To be clear, Gen. Milley is perfectly within his rights to disagree with the president — behind closed doors. But the moment he takes his disagreement and goes public on his own authority, as Truman said of MacArthur, this is “open defiance” of a president’s orders.
What is notable, in sum, is that on two separate occasions Gen. Milley has openly challenged the Constitution.
First by criticizing the president for standing up for religious liberty — as enshrined in the Constitution — with the presidential visit to a church burned quite deliberately by “protesters” who were in fact would-be arsonists.
Second is the general’s open public statement that is effectively issued, in Truman’s phrase, in “open defiance” of his president and commander-in-chief.

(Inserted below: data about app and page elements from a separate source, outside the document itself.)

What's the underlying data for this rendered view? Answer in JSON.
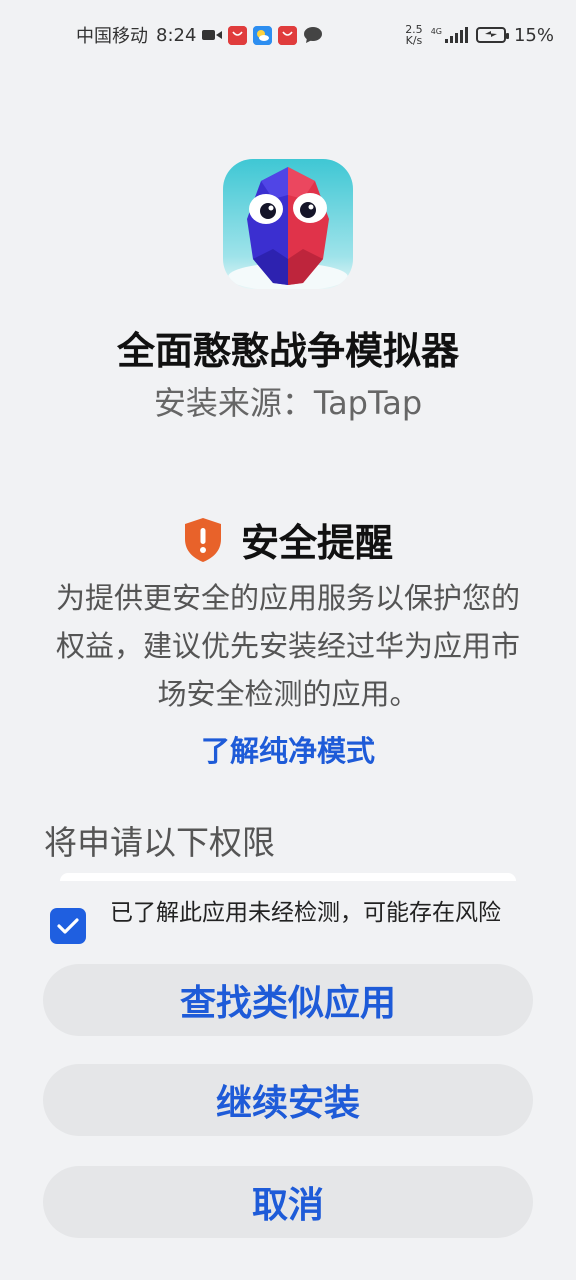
{
  "status_bar": {
    "carrier": "中国移动",
    "time": "8:24",
    "net_speed_value": "2.5",
    "net_speed_unit": "K/s",
    "network_type": "4G",
    "battery_percent": "15%",
    "notification_icons": [
      "video-camera-icon",
      "huawei-appgallery-icon",
      "weather-icon",
      "huawei-appgallery-icon",
      "chat-bubble-icon"
    ],
    "battery_level": 0.15
  },
  "app": {
    "name": "全面憨憨战争模拟器",
    "source": "安装来源：TapTap",
    "icon": "blob-character-app-icon"
  },
  "security": {
    "title": "安全提醒",
    "icon": "shield-warning-icon",
    "body": "为提供更安全的应用服务以保护您的权益，建议优先安装经过华为应用市场安全检测的应用。",
    "learn_more": "了解纯净模式"
  },
  "permissions": {
    "title": "将申请以下权限"
  },
  "acknowledgement": {
    "checked": true,
    "text": "已了解此应用未经检测，可能存在风险"
  },
  "buttons": {
    "find_similar": "查找类似应用",
    "continue_install": "继续安装",
    "cancel": "取消"
  },
  "colors": {
    "accent": "#1e5bd8",
    "background": "#f1f2f4",
    "button_bg": "#e5e6e8",
    "shield": "#e8622a",
    "checkbox": "#1f5fe0"
  }
}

To which, the answer to Gen. Milley is the obvious one. If the general can’t obey the Constitution — he should resign.